On January 13, the UK Financial Conduct Authority (FCA) released the findings of their multi-firm review of how asset management firms select, use and oversee the tools and models they use to manage portfolios (the Review).

The Review is a follow-up to, among other things, the Technology and Cyber Resilience Questionnaire, the results of which were published in November 2018 and are available here. The FCA’s concerns about operational resilience were exemplified in the TSB IT failure in April 2018, in which 1.9 million customers were unable to access their online accounts for up to a week. Operational resilience is a key cross-sector priority for the FCA, as set out in the 2019/20 Business Plan.

In the Review, the FCA visited ten firms in the asset management sector and met with senior executives from the first and second lines of defense to see how they selected and used risk modelling and other portfolio management tools. They observed three general approaches:

  • firms using an “integrated package” from a single provider
  • firms using “a suite of tools from different providers,” and
  • firms who build their technology in-house.

Firms who use a single provider observed that, while this approach tended to be less complex and more reliable due to consistent data handling, the potential drawbacks included concentration risk and resilience implications. Firms also felt that once they had chosen a single provider it would be very difficult to move to other providers.

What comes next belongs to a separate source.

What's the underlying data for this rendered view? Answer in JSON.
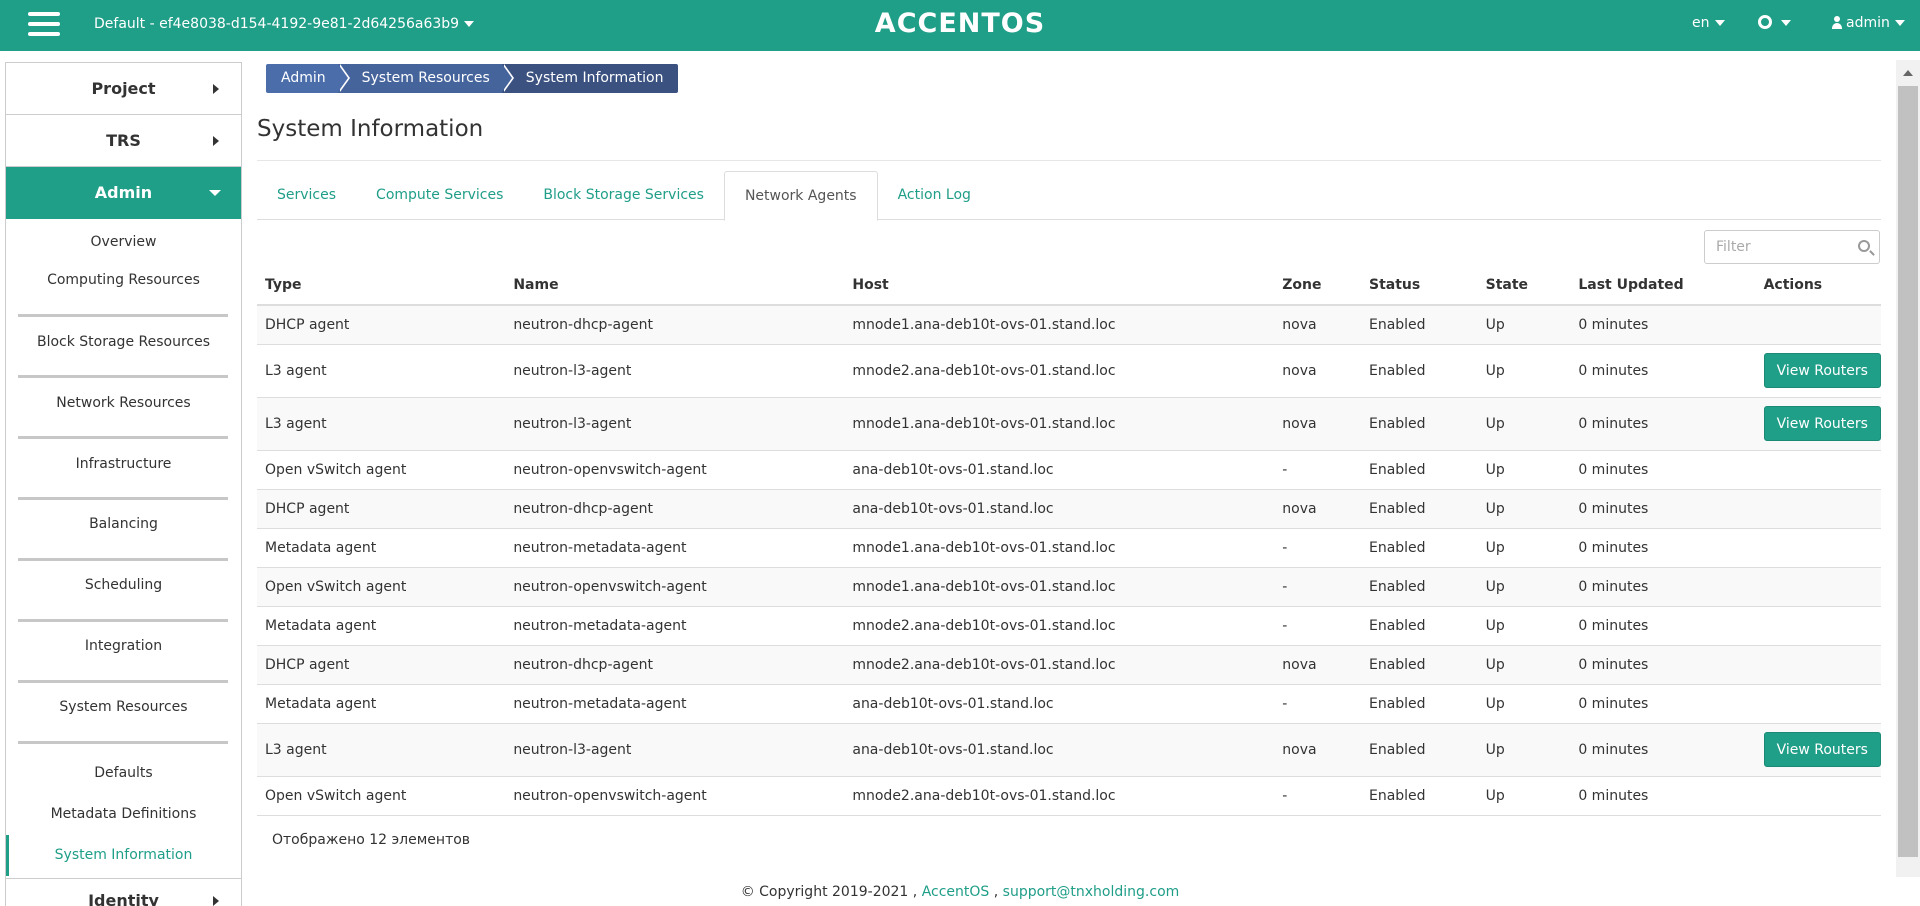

By comparison, firms who developed their tools in-house found that it gave them greater flexibility and capacity to be distinctive but also that it was more expensive. Firms with in-house tools actively considered licensing their software to competitors.

The FCA also asked about different approaches to vendor management, model governance, change management, software testing, resilience and recovery, and customer expectations. In particular, with regard to resilience and recovery, the FCA observed that firms had “not given enough consideration” to how they would manage outages, especially if the outage were to last a long time or happen frequently.

The FCA expects other asset management firms to look at their operational resilience arrangements to ensure that they can comply with the Handbook and meet their regulatory obligations.

The findings are available here.